Why NOT just let my lender foreclose? When facing foreclosure, you may be tempted to just give up and let the lender foreclosure, but before you do, you should be very clear of the possible consequences. Besides losing your home and having no place to live and/or facing eviction, allowing your home to go to foreclosure affects your credit rating much more drastically and can greatly affect your ability to re-purchase a new home in the future! In addition, when a foreclosure is recorded on your credit report, which stays on your credit for seven years, it can greatly impact your credit scores which when re-purchasing a home can often times result in higher interest rates and larger down payment requirements!

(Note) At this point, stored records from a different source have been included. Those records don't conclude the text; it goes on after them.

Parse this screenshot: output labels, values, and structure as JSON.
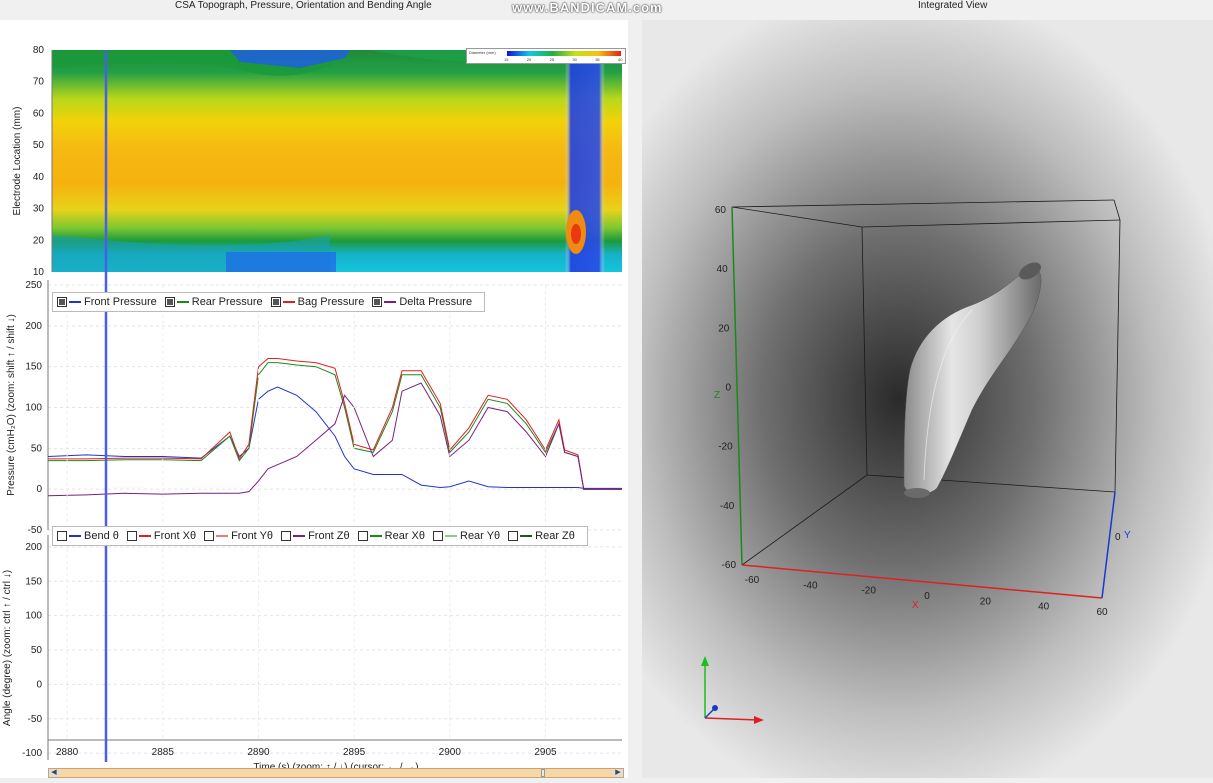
{
  "window": {
    "left_title": "CSA Topograph, Pressure, Orientation and Bending Angle",
    "right_title": "Integrated View",
    "watermark": "www.BANDICAM.com"
  },
  "colors": {
    "front_pressure": "#2233cc",
    "rear_pressure": "#1a8a1a",
    "bag_pressure": "#e02020",
    "delta_pressure": "#7a2080",
    "cursor_line": "#4a5ee8",
    "x_axis": "#e02020",
    "y_axis": "#1a3acc",
    "z_axis": "#1a8a1a"
  },
  "colorbar": {
    "label": "Diameter (mm)",
    "ticks": [
      "15",
      "20",
      "25",
      "30",
      "35",
      "40"
    ]
  },
  "topograph": {
    "ylabel": "Electrode Location (mm)",
    "yticks": [
      "80",
      "70",
      "60",
      "50",
      "40",
      "30",
      "20",
      "10"
    ]
  },
  "pressure_chart": {
    "ylabel": "Pressure (cmH₂O) (zoom: shift ↑ / shift ↓)",
    "yticks": [
      "250",
      "200",
      "150",
      "100",
      "50",
      "0",
      "-50"
    ],
    "legend": [
      {
        "label": "Front Pressure",
        "checked": true
      },
      {
        "label": "Rear Pressure",
        "checked": true
      },
      {
        "label": "Bag Pressure",
        "checked": true
      },
      {
        "label": "Delta Pressure",
        "checked": true
      }
    ]
  },
  "angle_chart": {
    "ylabel": "Angle (degree) (zoom: ctrl ↑ / ctrl ↓)",
    "yticks": [
      "200",
      "150",
      "100",
      "50",
      "0",
      "-50",
      "-100"
    ],
    "legend": [
      {
        "label": "Bend θ",
        "checked": false
      },
      {
        "label": "Front Xθ",
        "checked": false
      },
      {
        "label": "Front Yθ",
        "checked": false
      },
      {
        "label": "Front Zθ",
        "checked": false
      },
      {
        "label": "Rear Xθ",
        "checked": false
      },
      {
        "label": "Rear Yθ",
        "checked": false
      },
      {
        "label": "Rear Zθ",
        "checked": false
      }
    ]
  },
  "time_axis": {
    "label": "Time (s) (zoom: ↑ / ↓) (cursor: ← / →)",
    "ticks": [
      "2880",
      "2885",
      "2890",
      "2895",
      "2900",
      "2905"
    ]
  },
  "view3d": {
    "z_label": "Z",
    "x_label": "X",
    "y_label": "Y",
    "z_ticks": [
      "60",
      "40",
      "20",
      "0",
      "-20",
      "-40",
      "-60"
    ],
    "x_ticks": [
      "-60",
      "-40",
      "-20",
      "0",
      "20",
      "40",
      "60"
    ],
    "y_tick": "0"
  },
  "chart_data": [
    {
      "type": "line",
      "title": "",
      "xlabel": "Time (s) (zoom: ↑ / ↓) (cursor: ← / →)",
      "ylabel": "Pressure (cmH₂O) (zoom: shift ↑ / shift ↓)",
      "xlim": [
        2879,
        2909
      ],
      "ylim": [
        -50,
        250
      ],
      "grid": true,
      "legend": "top-left",
      "x": [
        2879,
        2881,
        2883,
        2885,
        2887,
        2888.5,
        2889,
        2889.5,
        2890,
        2890.5,
        2891,
        2892,
        2893,
        2894,
        2894.5,
        2895,
        2896,
        2897,
        2897.5,
        2898.5,
        2899.5,
        2900,
        2901,
        2902,
        2903,
        2904,
        2905,
        2905.7,
        2906,
        2906.7,
        2907,
        2909
      ],
      "series": [
        {
          "name": "Front Pressure",
          "values": [
            40,
            42,
            40,
            40,
            38,
            65,
            40,
            50,
            110,
            120,
            125,
            115,
            95,
            65,
            40,
            25,
            18,
            18,
            18,
            5,
            2,
            3,
            10,
            3,
            2,
            2,
            2,
            2,
            2,
            2,
            1,
            1
          ]
        },
        {
          "name": "Rear Pressure",
          "values": [
            35,
            35,
            36,
            36,
            35,
            65,
            35,
            50,
            140,
            155,
            155,
            152,
            150,
            140,
            100,
            50,
            45,
            95,
            140,
            140,
            100,
            45,
            70,
            110,
            105,
            80,
            45,
            80,
            45,
            40,
            0,
            0
          ]
        },
        {
          "name": "Bag Pressure",
          "values": [
            37,
            37,
            38,
            38,
            37,
            70,
            37,
            55,
            150,
            160,
            160,
            157,
            155,
            148,
            105,
            55,
            48,
            100,
            145,
            145,
            105,
            48,
            75,
            115,
            110,
            85,
            48,
            85,
            48,
            42,
            0,
            0
          ]
        },
        {
          "name": "Delta Pressure",
          "values": [
            -8,
            -7,
            -5,
            -6,
            -5,
            -5,
            -5,
            -3,
            10,
            25,
            30,
            40,
            60,
            80,
            115,
            100,
            40,
            60,
            120,
            130,
            90,
            40,
            60,
            100,
            95,
            70,
            40,
            80,
            45,
            40,
            0,
            0
          ]
        }
      ]
    },
    {
      "type": "line",
      "title": "",
      "xlabel": "Time (s) (zoom: ↑ / ↓) (cursor: ← / →)",
      "ylabel": "Angle (degree) (zoom: ctrl ↑ / ctrl ↓)",
      "xlim": [
        2879,
        2909
      ],
      "ylim": [
        -110,
        210
      ],
      "grid": true,
      "legend": "top-left",
      "series": []
    }
  ]
}
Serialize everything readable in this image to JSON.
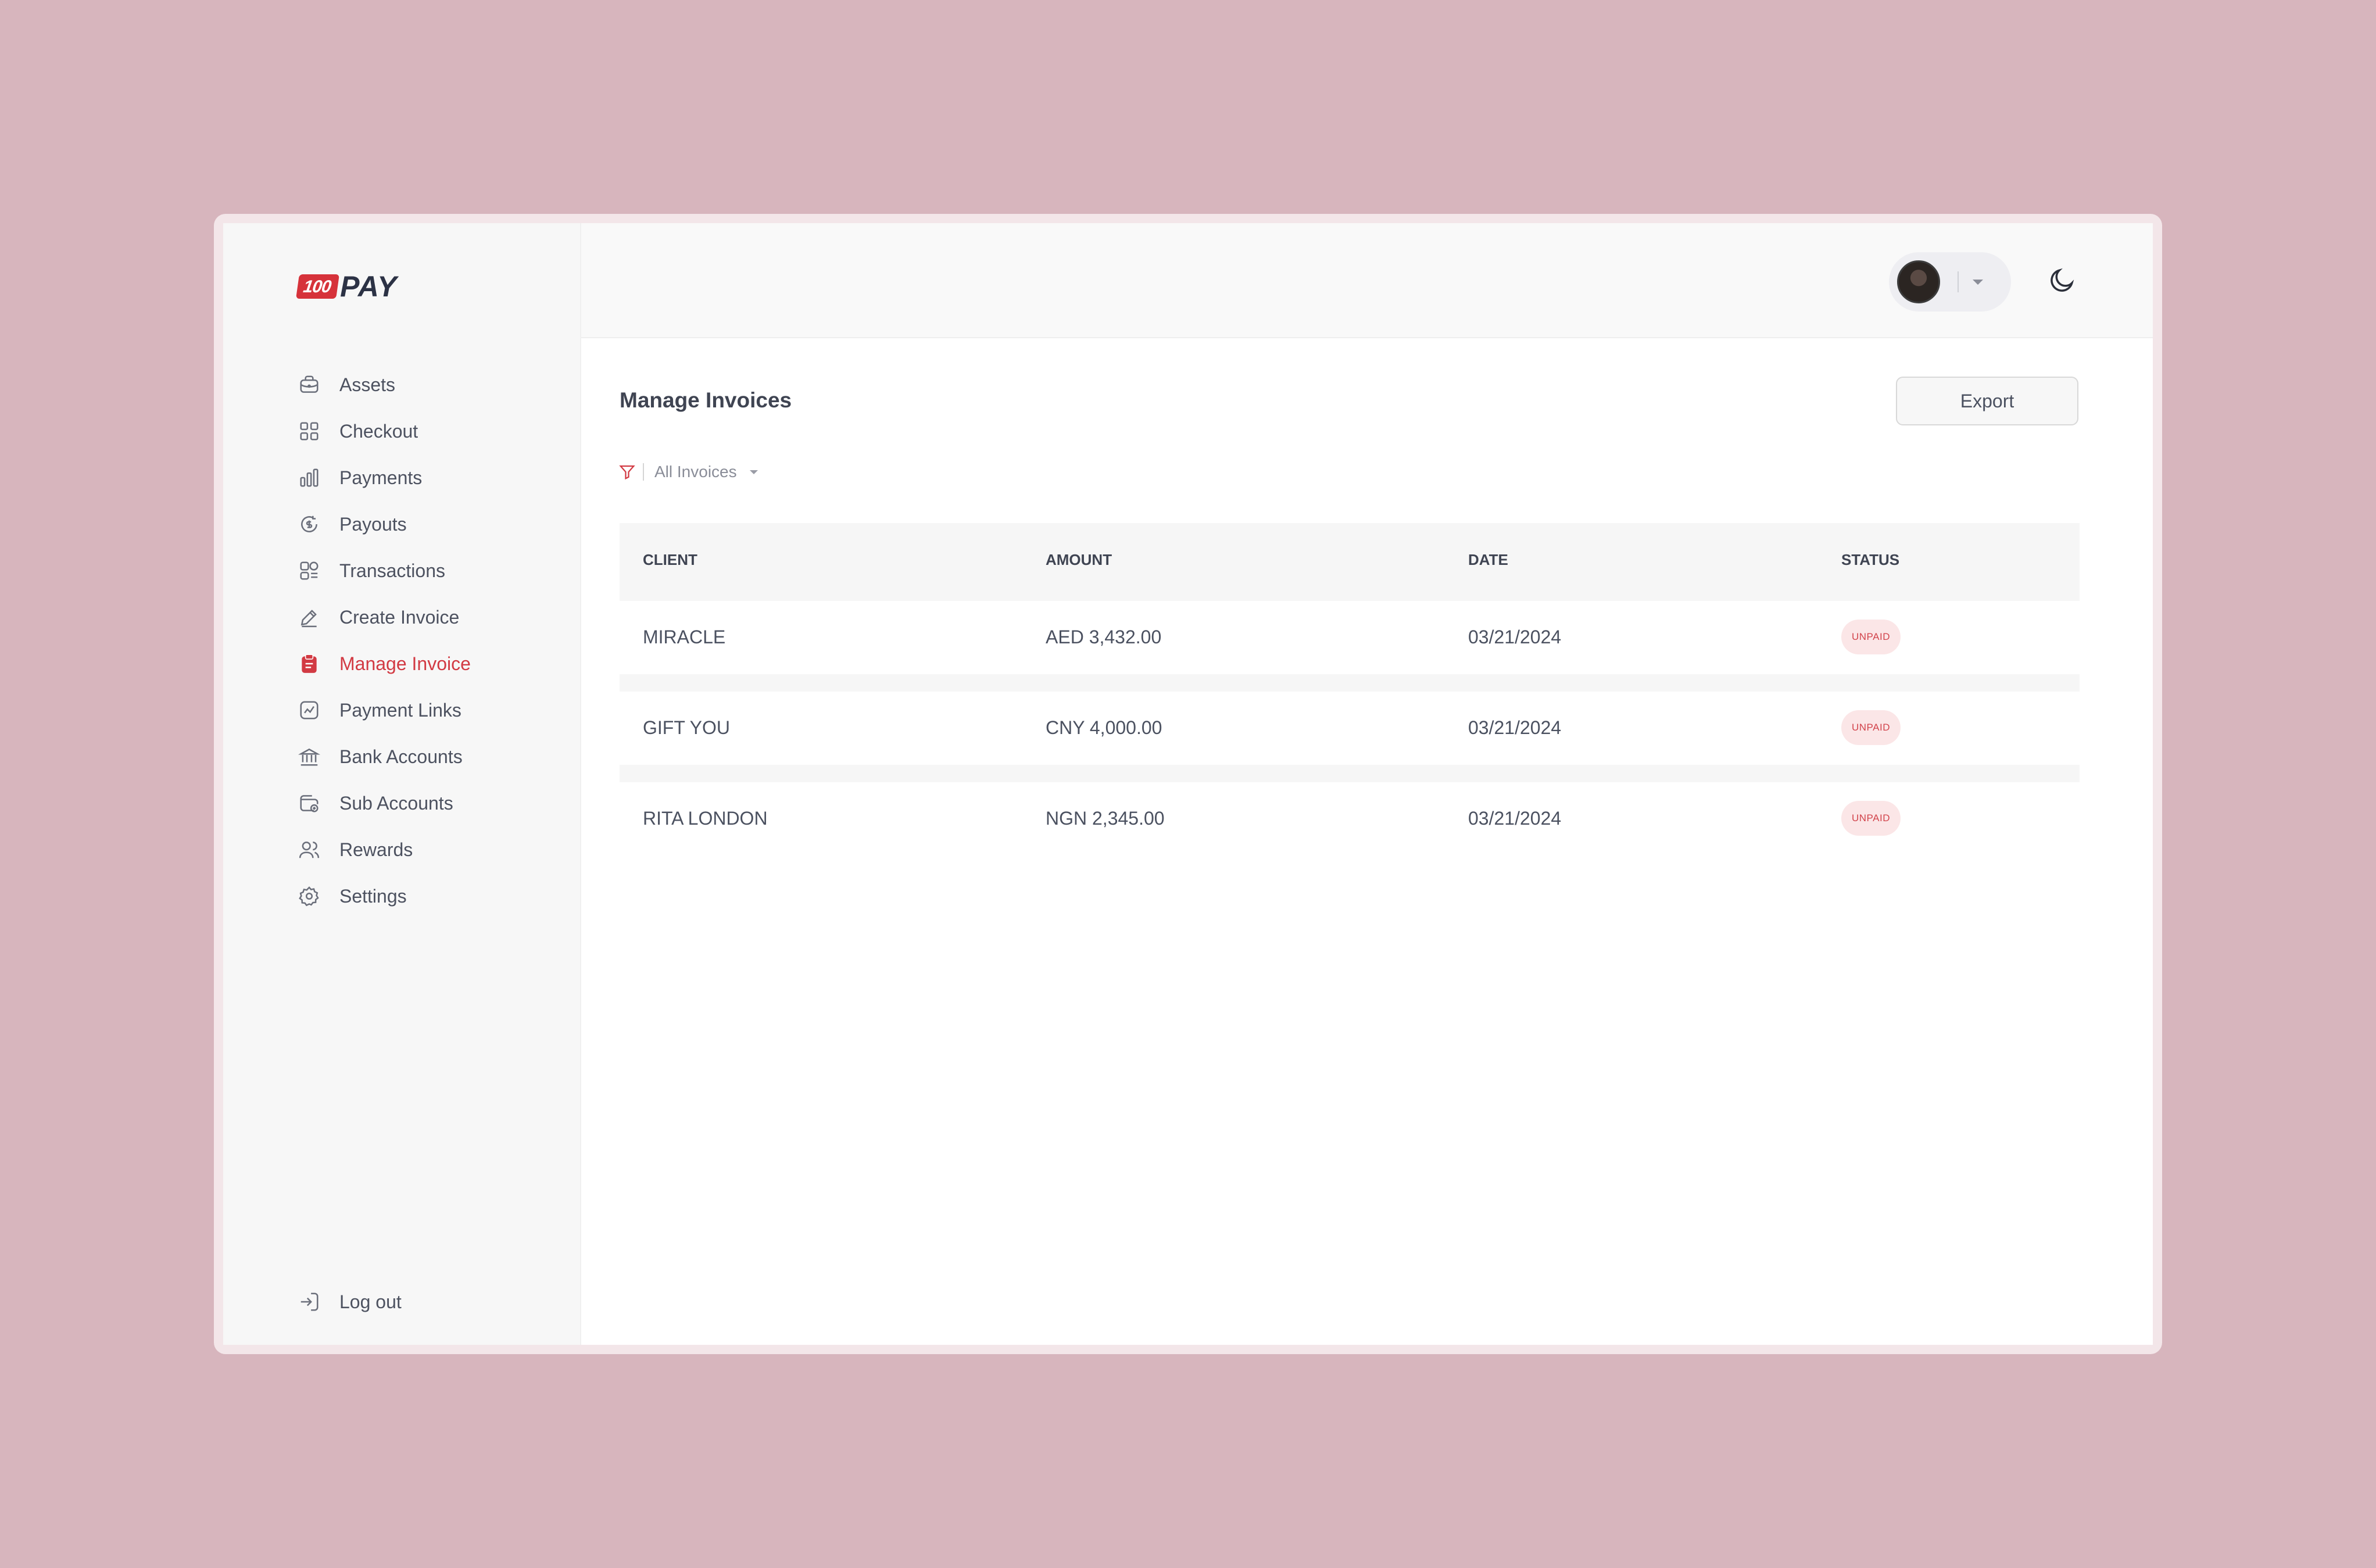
{
  "brand": {
    "logo_badge": "100",
    "logo_word": "PAY",
    "accent_color": "#d6323a"
  },
  "sidebar": {
    "items": [
      {
        "label": "Assets",
        "icon": "briefcase-icon"
      },
      {
        "label": "Checkout",
        "icon": "grid-icon"
      },
      {
        "label": "Payments",
        "icon": "bar-chart-icon"
      },
      {
        "label": "Payouts",
        "icon": "coin-refresh-icon"
      },
      {
        "label": "Transactions",
        "icon": "transactions-icon"
      },
      {
        "label": "Create Invoice",
        "icon": "pencil-icon"
      },
      {
        "label": "Manage Invoice",
        "icon": "clipboard-icon",
        "active": true
      },
      {
        "label": "Payment Links",
        "icon": "trend-chart-icon"
      },
      {
        "label": "Bank Accounts",
        "icon": "bank-icon"
      },
      {
        "label": "Sub Accounts",
        "icon": "wallet-icon"
      },
      {
        "label": "Rewards",
        "icon": "users-icon"
      },
      {
        "label": "Settings",
        "icon": "gear-icon"
      }
    ],
    "logout": {
      "label": "Log out",
      "icon": "logout-icon"
    }
  },
  "header": {
    "avatar": "user-avatar",
    "theme_icon": "moon-icon"
  },
  "main": {
    "title": "Manage Invoices",
    "export_label": "Export",
    "filter": {
      "icon": "filter-icon",
      "label": "All Invoices"
    },
    "table": {
      "columns": [
        "CLIENT",
        "AMOUNT",
        "DATE",
        "STATUS"
      ],
      "rows": [
        {
          "client": "MIRACLE",
          "amount": "AED 3,432.00",
          "date": "03/21/2024",
          "status": "UNPAID"
        },
        {
          "client": "GIFT YOU",
          "amount": "CNY 4,000.00",
          "date": "03/21/2024",
          "status": "UNPAID"
        },
        {
          "client": "RITA LONDON",
          "amount": "NGN 2,345.00",
          "date": "03/21/2024",
          "status": "UNPAID"
        }
      ]
    }
  }
}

Lastly, when applying for a new home loan, Page 3 of 5 of the Uniform Residential Loan Application, also referred to as Fannie Mae Form 1003 specifically asks if you’ve had a foreclosure, or Deed-in-Lieu of Foreclosure in the past seven (7) years in which case this creates huge red flags for underwriters, lenders and investors! However, there is no language pertaining to Short Sales as they primarily are reported as "settled as agreed for less the amount owed.” In some instances, homeowners have actually been able to increase their credit scores when successfully completing a short sale.
Why do Short Sales fail? It's important to note that many short sales fail simply because incomplete files are submitted to banks, and far too often result in an unsuccessful sale and a foreclosure that didn’t have to happen! Simply said, completing a few forms and providing documentation according to each lender's requirements is only half the battle and while many Realtors hire third party negotiators who charge absorbent fees, Donna handles everything from start to finish at no additional cost or upfront fees! In fact, 75% of the short sale package is processed at the very beginning of the listing period, even before the first offer is received.
Today, more than ever banks are aggressively pursuing short sales and working with agents who understand how to process them. Freddie Mac recently hosted a national training webinar for real estate agents where they expressly stated the organizational goal of “eliminating distressed assets through modifications and short sales.”
Are all Realtors alike? Definitely Not! With over two decades of in-depth experience owning and operating her own real estate and mortgage companies, in addition to being a "Certified Distressed Property Expert", Donna Denton, Broker of Real Estate Alliance Group has the credentials required to properly manage her transactions and represent her clients directly to the banks, in their best interest!